Frequent question: Why is beer called Wallop?

Where does the term wallop come from?

wallop (v.)

late 14c., “to gallop,” possibly from Old North French *waloper (13c., Old French galoper), from Frankish compound *walalaupan “to run well” (compare Old High German wela “well,” see well (adv.); and Old Low Franconian loupon “to run, leap,” from Proto-Germanic *hlaupan; see leap (v.)).

What does wallop mean in Old English?

transitive verb. 1a : to thrash soundly : lambaste. b : to beat by a wide margin : trounce. 2 : to hit with force : sock.

What is a cods wallop?

British, informal. : words or ideas that are foolish or untrue : nonsense The notion that Scott was waylaid by bad luck is “a lot of codswallop,” said Roland Huntford, a British historian.—

Is Wallop a beer?

Wallop is a Yorkshire-style Stingo strong ale – Yorkshire’s own indigenous beer style. Brewed traditionally with the addition of black treacle and then wood-aged.

Is Wallop a real word?

If you wallop someone or something, you hit them very hard, often causing a dull sound. Once, she walloped me over the head with a frying pan.

What is the similar word of wallop?

In this page you can discover 75 synonyms, antonyms, idiomatic expressions, and related words for wallop, like: tan, crush, annihilate, pummel, whack, lick, blow, thrash, strike, beat and hit.

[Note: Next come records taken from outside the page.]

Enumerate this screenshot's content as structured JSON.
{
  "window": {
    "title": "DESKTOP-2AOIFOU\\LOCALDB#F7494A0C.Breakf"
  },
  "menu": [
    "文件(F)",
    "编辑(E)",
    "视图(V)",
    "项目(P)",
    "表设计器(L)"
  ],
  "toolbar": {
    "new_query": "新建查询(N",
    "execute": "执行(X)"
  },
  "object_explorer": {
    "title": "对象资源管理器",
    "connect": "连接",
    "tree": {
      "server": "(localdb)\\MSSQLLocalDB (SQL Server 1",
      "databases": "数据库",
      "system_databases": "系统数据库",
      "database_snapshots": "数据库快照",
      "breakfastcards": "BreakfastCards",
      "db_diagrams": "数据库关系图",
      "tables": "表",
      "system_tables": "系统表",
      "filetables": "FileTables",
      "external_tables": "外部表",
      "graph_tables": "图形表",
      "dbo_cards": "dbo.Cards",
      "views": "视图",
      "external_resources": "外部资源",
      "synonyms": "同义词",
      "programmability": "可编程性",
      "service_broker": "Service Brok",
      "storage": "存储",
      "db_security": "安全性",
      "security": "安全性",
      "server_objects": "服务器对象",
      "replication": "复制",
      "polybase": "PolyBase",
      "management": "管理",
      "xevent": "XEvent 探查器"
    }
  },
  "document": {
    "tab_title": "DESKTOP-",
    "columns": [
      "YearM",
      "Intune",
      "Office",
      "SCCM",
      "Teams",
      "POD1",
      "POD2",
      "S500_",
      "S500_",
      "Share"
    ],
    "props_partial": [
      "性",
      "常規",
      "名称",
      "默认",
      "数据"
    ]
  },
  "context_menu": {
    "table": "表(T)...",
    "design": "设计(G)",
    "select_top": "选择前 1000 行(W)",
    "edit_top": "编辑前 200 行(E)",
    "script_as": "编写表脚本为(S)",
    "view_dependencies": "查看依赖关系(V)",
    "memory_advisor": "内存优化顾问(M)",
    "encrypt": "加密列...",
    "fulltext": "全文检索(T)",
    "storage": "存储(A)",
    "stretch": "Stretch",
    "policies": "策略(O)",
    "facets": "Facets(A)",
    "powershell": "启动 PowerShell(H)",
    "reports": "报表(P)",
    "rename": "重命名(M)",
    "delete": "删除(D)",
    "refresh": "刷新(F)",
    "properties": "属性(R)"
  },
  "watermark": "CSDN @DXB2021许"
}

THIS IS FUNNING:  What beer is better for your stomach?

What’s fill your boots mean?

[British] to get as much of something valuable or desirable as you can. As soon as the company was sold off, the bosses were always going to fill their boots with cut-price share options.

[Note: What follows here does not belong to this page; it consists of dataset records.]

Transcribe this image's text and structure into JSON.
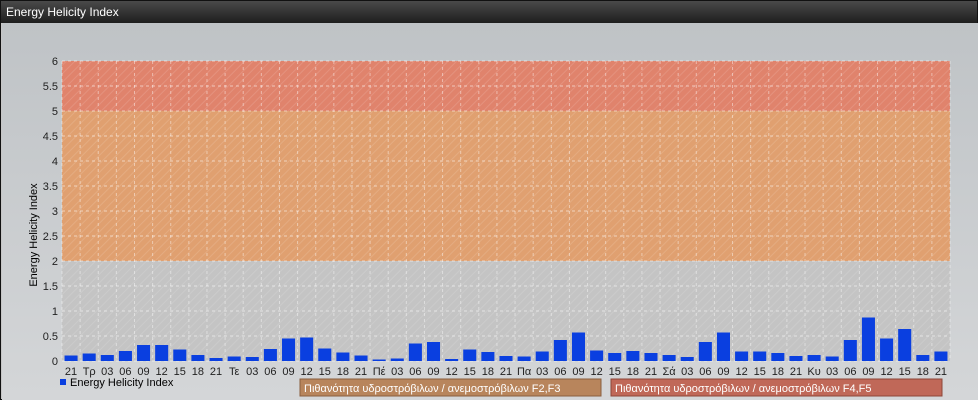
{
  "window": {
    "title": "Energy Helicity Index"
  },
  "colors": {
    "bar": "#0a3fe0",
    "band_f4f5": "#e0836c",
    "band_f2f3": "#e0a070",
    "band_low": "#c4c4c4",
    "legend_f2f3": "#b8855c",
    "legend_f4f5": "#c06858"
  },
  "legend": {
    "series_label": "Energy Helicity Index",
    "band_f2f3": "Πιθανότητα υδροστρόβιλων / ανεμοστρόβιλων F2,F3",
    "band_f4f5": "Πιθανότητα υδροστρόβιλων / ανεμοστρόβιλων F4,F5"
  },
  "chart_data": {
    "type": "bar",
    "ylabel": "Energy Helicity Index",
    "xlabel": "",
    "ylim": [
      0,
      6
    ],
    "yticks": [
      "0",
      "0.5",
      "1",
      "1.5",
      "2",
      "2.5",
      "3",
      "3.5",
      "4",
      "4.5",
      "5",
      "5.5",
      "6"
    ],
    "grid": true,
    "legend_position": "bottom-left",
    "bands": [
      {
        "from": 2,
        "to": 5,
        "name": "F2,F3"
      },
      {
        "from": 5,
        "to": 6,
        "name": "F4,F5"
      }
    ],
    "categories": [
      "21",
      "Τρ",
      "03",
      "06",
      "09",
      "12",
      "15",
      "18",
      "21",
      "Τε",
      "03",
      "06",
      "09",
      "12",
      "15",
      "18",
      "21",
      "Πέ",
      "03",
      "06",
      "09",
      "12",
      "15",
      "18",
      "21",
      "Πα",
      "03",
      "06",
      "09",
      "12",
      "15",
      "18",
      "21",
      "Σά",
      "03",
      "06",
      "09",
      "12",
      "15",
      "18",
      "21",
      "Κυ",
      "03",
      "06",
      "09",
      "12",
      "15",
      "18",
      "21"
    ],
    "series": [
      {
        "name": "Energy Helicity Index",
        "values": [
          0.11,
          0.15,
          0.12,
          0.2,
          0.32,
          0.32,
          0.23,
          0.12,
          0.06,
          0.09,
          0.08,
          0.24,
          0.45,
          0.47,
          0.25,
          0.17,
          0.11,
          0.03,
          0.05,
          0.35,
          0.38,
          0.04,
          0.23,
          0.18,
          0.1,
          0.09,
          0.19,
          0.42,
          0.57,
          0.21,
          0.16,
          0.2,
          0.16,
          0.12,
          0.08,
          0.38,
          0.57,
          0.19,
          0.19,
          0.16,
          0.1,
          0.12,
          0.09,
          0.42,
          0.87,
          0.45,
          0.64,
          0.12,
          0.19
        ]
      }
    ]
  }
}
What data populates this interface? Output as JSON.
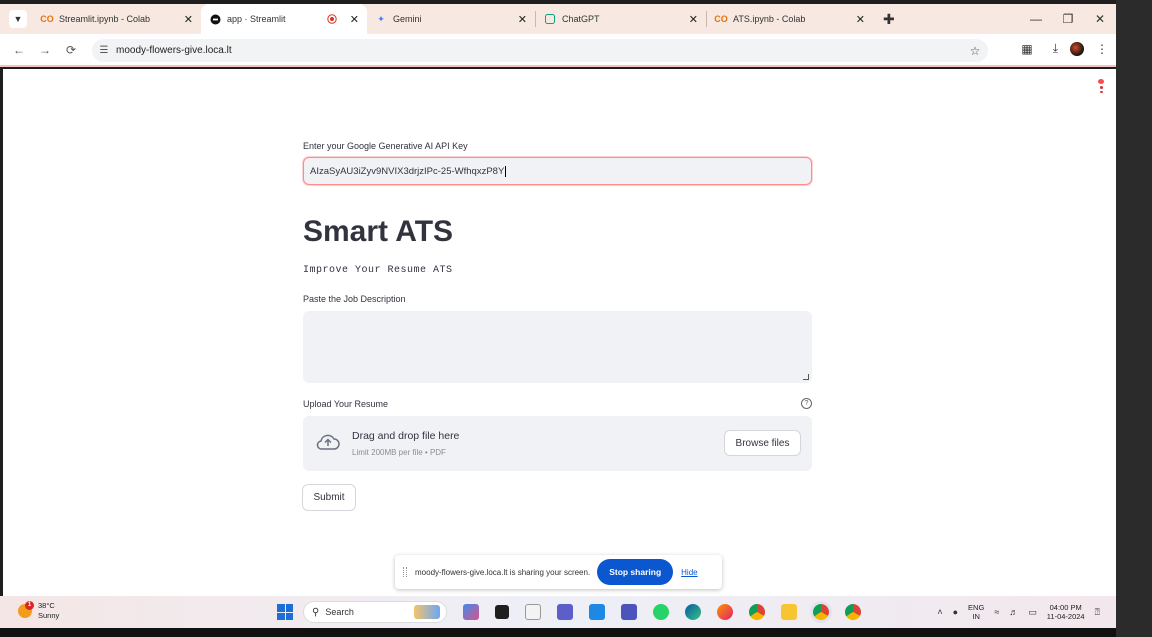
{
  "browser": {
    "tabs": [
      {
        "title": "Streamlit.ipynb - Colab",
        "favicon": "colab-icon",
        "active": false
      },
      {
        "title": "app · Streamlit",
        "favicon": "streamlit-icon",
        "active": true
      },
      {
        "title": "Gemini",
        "favicon": "gemini-icon",
        "active": false
      },
      {
        "title": "ChatGPT",
        "favicon": "chatgpt-icon",
        "active": false
      },
      {
        "title": "ATS.ipynb - Colab",
        "favicon": "colab-icon",
        "active": false
      }
    ],
    "url": "moody-flowers-give.loca.lt"
  },
  "app": {
    "api_key_label": "Enter your Google Generative AI API Key",
    "api_key_value": "AIzaSyAU3iZyv9NVIX3drjzIPc-25-WfhqxzP8Y",
    "title": "Smart ATS",
    "subtitle": "Improve Your Resume ATS",
    "job_desc_label": "Paste the Job Description",
    "job_desc_value": "",
    "upload_label": "Upload Your Resume",
    "dropzone_main": "Drag and drop file here",
    "dropzone_limit": "Limit 200MB per file • PDF",
    "browse_label": "Browse files",
    "submit_label": "Submit"
  },
  "share_bar": {
    "message": "moody-flowers-give.loca.lt is sharing your screen.",
    "stop_label": "Stop sharing",
    "hide_label": "Hide"
  },
  "taskbar": {
    "weather_badge": "1",
    "temperature": "38°C",
    "condition": "Sunny",
    "search_placeholder": "Search",
    "lang_1": "ENG",
    "lang_2": "IN",
    "time": "04:00 PM",
    "date": "11-04-2024"
  },
  "colors": {
    "accent": "#ff4b4b",
    "input_bg": "#f0f2f6",
    "share_button": "#0b57d0",
    "tabbar_bg": "#f7e8e1"
  }
}
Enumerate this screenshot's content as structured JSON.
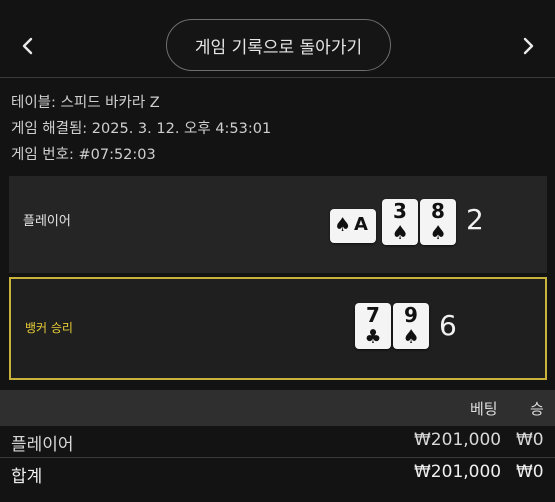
{
  "header": {
    "back_label": "게임 기록으로 돌아가기"
  },
  "info": {
    "table": "테이블: 스피드 바카라 Z",
    "resolved": "게임 해결됨: 2025. 3. 12. 오후 4:53:01",
    "round": "게임 번호: #07:52:03"
  },
  "player_hand": {
    "label": "플레이어",
    "score": "2",
    "cards": [
      {
        "rank": "A",
        "suit": "♠",
        "orientation": "sideways"
      },
      {
        "rank": "3",
        "suit": "♠"
      },
      {
        "rank": "8",
        "suit": "♠"
      }
    ]
  },
  "banker_hand": {
    "label": "뱅커 승리",
    "score": "6",
    "highlight_color": "#c9b23c",
    "cards": [
      {
        "rank": "7",
        "suit": "♣"
      },
      {
        "rank": "9",
        "suit": "♠"
      }
    ]
  },
  "bets_table": {
    "columns": [
      "베팅",
      "승"
    ],
    "rows": [
      {
        "name": "플레이어",
        "bet": "₩201,000",
        "win": "₩0"
      },
      {
        "name": "합계",
        "bet": "₩201,000",
        "win": "₩0"
      }
    ]
  }
}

What does AMUK mean?

Running amok, sometimes referred to as simply amok or having gone amok, also spelled amuck or amuk, is the act of behaving disruptively or uncontrollably.

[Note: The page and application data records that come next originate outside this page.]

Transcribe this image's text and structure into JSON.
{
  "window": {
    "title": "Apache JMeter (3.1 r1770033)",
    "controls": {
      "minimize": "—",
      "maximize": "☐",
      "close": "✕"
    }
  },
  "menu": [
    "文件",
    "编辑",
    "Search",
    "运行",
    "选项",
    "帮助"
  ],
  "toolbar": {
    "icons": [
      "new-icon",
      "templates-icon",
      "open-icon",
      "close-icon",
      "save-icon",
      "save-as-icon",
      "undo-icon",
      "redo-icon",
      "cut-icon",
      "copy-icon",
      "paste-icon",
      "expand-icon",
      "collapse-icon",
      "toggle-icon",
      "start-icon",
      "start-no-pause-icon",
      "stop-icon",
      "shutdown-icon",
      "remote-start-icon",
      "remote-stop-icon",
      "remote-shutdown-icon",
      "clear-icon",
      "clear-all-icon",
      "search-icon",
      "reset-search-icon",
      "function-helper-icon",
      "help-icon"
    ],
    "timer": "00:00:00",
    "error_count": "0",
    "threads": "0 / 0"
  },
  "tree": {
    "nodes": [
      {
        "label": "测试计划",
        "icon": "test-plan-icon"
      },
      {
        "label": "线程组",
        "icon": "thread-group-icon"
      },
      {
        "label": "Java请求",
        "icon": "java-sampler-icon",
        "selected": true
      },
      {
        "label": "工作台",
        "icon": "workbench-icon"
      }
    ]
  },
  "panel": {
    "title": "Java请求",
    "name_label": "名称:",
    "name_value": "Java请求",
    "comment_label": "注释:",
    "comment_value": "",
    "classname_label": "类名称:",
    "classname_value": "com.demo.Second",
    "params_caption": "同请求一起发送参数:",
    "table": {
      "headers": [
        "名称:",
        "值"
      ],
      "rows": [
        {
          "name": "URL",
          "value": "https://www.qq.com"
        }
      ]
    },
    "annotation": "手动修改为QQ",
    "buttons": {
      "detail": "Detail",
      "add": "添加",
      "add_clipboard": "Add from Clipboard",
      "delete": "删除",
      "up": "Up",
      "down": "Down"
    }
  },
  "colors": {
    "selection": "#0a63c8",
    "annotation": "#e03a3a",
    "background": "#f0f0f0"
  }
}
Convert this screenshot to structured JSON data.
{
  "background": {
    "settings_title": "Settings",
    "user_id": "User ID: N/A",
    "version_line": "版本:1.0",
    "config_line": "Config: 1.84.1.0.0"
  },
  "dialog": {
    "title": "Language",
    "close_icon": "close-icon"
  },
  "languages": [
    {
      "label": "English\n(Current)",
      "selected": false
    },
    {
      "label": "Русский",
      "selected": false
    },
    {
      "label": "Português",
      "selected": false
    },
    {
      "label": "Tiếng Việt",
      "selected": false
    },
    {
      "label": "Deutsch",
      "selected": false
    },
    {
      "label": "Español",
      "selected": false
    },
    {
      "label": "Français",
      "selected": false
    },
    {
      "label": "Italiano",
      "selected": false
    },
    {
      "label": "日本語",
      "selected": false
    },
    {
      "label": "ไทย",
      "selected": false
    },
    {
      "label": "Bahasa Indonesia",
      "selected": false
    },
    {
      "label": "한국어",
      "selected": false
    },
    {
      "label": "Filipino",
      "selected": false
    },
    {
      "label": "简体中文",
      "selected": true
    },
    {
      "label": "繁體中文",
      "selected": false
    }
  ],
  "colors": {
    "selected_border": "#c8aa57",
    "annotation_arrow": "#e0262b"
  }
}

Is Tosh a swear word?

3. Tosh – “Nonsense” The word tosh is used to dismiss something as a bunch of nonsense. It’s used in the way that many speakers would use “baloney” or “poppycock”.

Is kerfuffle a British word?

The definition of a kerfuffle is a British word for a state of confusion or disorder. An example of a kerfuffle is rushing around to find important papers before a big presentation. A disorderly outburst, disturbance, commotion or tumult. A to-do or fuss.

What does your full of malarkey mean?

: insincere or foolish talk : bunkum He thinks that everything politicians say is a bunch of malarkey.

What do meddling mean?

intransitive verb. : to interest oneself in what is not one’s concern : interfere without right or propriety (see propriety sense 1) I never meddle in other people’s private affairs— G. B. Shaw.